### WHAT THE TASK REQUIRES
Where the string "name" occurs in the material below, report the whole line.

:: SUPPLIED MATERIAL ::

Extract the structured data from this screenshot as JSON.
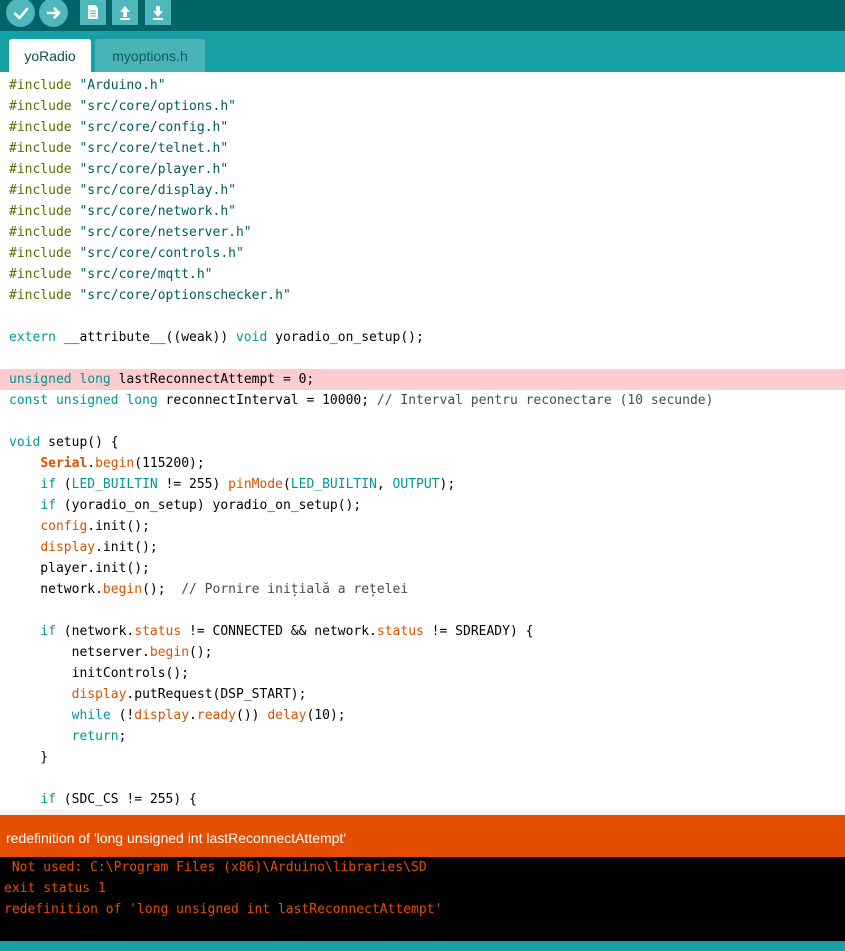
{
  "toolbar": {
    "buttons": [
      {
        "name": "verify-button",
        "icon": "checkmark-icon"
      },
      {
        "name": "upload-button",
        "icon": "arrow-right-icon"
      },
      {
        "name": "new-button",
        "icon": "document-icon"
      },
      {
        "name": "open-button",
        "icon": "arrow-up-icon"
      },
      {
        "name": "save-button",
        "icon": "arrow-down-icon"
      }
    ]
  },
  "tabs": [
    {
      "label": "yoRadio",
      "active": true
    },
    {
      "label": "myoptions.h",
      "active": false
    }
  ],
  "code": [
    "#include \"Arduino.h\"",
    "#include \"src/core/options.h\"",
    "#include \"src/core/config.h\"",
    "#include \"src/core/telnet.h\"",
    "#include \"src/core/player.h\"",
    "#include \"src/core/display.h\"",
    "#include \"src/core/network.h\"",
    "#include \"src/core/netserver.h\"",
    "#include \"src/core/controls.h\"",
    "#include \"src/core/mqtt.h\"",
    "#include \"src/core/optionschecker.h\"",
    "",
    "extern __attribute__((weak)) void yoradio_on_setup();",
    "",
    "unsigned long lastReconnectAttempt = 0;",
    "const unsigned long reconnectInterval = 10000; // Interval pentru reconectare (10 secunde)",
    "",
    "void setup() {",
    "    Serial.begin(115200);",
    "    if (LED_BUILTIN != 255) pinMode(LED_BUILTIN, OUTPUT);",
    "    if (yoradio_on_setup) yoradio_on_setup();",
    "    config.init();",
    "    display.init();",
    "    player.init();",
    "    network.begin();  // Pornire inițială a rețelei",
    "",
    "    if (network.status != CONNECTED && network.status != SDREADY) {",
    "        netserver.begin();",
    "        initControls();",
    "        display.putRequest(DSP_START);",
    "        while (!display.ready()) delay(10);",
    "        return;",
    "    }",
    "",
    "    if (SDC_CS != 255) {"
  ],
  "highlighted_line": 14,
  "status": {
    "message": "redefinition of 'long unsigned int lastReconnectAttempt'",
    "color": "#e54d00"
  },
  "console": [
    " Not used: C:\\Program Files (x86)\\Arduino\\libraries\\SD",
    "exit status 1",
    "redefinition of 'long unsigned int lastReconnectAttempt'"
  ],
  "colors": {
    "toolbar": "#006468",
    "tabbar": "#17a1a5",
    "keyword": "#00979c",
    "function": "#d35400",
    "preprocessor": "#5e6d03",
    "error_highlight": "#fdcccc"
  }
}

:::

### OUTPUT OF THE TASK
        "name": "verify-button",
        "name": "upload-button",
        "name": "new-button",
        "name": "open-button",
        "name": "save-button",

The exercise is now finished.